New study: Implementing weight management during and after pregnancy
The review seeks to identify current obstacles in weight management research during and after pregnancy and explore evidence-based strategies to overcome them.
For women living with overweight or obesity, there are constant environmental challenges that make health behaviour change hard. Pregnancy and the postpartum period are equally challenging for this population. The research world is well aware of this and there are plenty of interventions and studies that show if we improve a woman’s health behaviours, they gain real health benefits for themselves and their baby such as fewer pregnancy and birth complications, and the prevention of chronic diseases like diabetes and heart disease.
While this is promising news, we have a problem with translating tightly controlled studies into the real world and health systems. Our review paper published in the Proceedings of the Nutrition Society looks closely at this issue.
What does the paper cover?
We unpack why weight management matters in pregnancy and beyond, what interventions work and whether they are cost effective. We discuss the challenges faced by mothers and the potential solutions we have at our disposal to support them engaging in health behaviour change. Implementation science is a key piece to the puzzle – we explore what the main frameworks are and how they can be powerful tools to understanding what is going on within health systems that can help or hinder progress. The last area we look at is ongoing implementation studies that are trying to address the barriers that exist for women and their families to health behaviour change.
Our very own Bump2Baby and Me intervention is described within the paper. This year marks the close of the trial so the team are very much looking forward to seeing the results materialise this year. 2024 is going to be exciting!
by Sharleen O’Reilly

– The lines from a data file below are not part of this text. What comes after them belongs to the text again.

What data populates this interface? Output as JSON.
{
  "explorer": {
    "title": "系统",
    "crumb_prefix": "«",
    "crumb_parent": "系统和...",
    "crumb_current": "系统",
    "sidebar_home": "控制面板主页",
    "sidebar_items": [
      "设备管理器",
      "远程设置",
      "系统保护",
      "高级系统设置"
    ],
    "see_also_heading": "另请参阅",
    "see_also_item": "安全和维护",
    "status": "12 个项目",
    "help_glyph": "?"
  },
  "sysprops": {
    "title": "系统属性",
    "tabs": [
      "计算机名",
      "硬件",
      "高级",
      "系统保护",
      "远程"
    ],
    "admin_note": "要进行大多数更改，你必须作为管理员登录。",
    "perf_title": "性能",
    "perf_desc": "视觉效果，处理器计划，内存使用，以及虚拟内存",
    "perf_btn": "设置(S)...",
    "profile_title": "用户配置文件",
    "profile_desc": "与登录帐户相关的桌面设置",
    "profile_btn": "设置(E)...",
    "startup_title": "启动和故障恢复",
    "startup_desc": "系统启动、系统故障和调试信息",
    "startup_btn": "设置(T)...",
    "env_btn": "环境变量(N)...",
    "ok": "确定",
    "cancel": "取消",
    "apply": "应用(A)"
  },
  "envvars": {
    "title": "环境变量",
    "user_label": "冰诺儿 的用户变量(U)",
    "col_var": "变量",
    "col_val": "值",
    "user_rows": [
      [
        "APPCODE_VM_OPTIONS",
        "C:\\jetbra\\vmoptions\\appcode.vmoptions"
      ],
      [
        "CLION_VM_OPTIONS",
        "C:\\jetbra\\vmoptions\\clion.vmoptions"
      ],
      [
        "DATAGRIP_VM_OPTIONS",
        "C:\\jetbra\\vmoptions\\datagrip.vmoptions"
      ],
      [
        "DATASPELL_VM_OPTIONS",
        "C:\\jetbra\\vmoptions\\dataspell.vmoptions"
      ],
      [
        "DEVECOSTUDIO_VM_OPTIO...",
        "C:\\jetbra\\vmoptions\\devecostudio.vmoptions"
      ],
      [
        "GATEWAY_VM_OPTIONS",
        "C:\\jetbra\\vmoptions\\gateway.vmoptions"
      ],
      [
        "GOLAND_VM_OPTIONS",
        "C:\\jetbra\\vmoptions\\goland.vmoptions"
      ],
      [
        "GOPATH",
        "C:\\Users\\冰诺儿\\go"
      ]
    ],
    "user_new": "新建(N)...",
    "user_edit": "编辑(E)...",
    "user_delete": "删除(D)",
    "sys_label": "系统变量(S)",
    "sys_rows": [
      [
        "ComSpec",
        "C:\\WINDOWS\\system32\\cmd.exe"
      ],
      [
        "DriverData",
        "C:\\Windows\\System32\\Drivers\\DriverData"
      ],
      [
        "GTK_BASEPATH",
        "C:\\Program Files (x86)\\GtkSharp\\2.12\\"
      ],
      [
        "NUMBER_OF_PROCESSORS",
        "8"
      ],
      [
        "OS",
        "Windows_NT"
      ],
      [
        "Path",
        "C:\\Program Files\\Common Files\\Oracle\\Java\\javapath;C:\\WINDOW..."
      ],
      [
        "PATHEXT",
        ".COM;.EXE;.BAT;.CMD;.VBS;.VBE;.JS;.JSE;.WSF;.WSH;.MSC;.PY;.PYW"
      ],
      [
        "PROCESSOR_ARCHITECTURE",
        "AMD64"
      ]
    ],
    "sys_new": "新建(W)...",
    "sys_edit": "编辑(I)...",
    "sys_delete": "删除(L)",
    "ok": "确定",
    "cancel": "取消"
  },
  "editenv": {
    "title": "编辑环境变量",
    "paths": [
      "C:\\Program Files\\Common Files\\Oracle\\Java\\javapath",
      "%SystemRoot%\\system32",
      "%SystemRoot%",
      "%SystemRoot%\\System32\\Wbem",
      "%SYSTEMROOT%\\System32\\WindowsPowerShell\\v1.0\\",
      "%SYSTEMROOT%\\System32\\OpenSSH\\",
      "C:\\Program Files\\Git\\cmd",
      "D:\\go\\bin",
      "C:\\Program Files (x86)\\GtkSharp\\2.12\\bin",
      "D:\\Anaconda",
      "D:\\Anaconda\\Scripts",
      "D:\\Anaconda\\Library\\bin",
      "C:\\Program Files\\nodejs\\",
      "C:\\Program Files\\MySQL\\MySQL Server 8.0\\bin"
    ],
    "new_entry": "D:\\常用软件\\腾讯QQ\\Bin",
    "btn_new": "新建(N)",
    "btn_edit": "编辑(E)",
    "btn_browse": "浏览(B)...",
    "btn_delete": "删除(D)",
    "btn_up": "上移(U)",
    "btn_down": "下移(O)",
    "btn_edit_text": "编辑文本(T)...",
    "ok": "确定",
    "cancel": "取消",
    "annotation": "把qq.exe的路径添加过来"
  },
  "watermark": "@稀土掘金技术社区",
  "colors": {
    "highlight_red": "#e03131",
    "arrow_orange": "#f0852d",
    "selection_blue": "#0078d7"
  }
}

O’Reilly SL, McAuliffe FM, Geraghty AA, Burden C, Davies A. Implementing weight management during and after pregnancy to reduce diabetes and CVD risk in maternal and child populations. Proceedings of the Nutrition Society. 2023:1-12. doi:10.1017/S0029665123004883.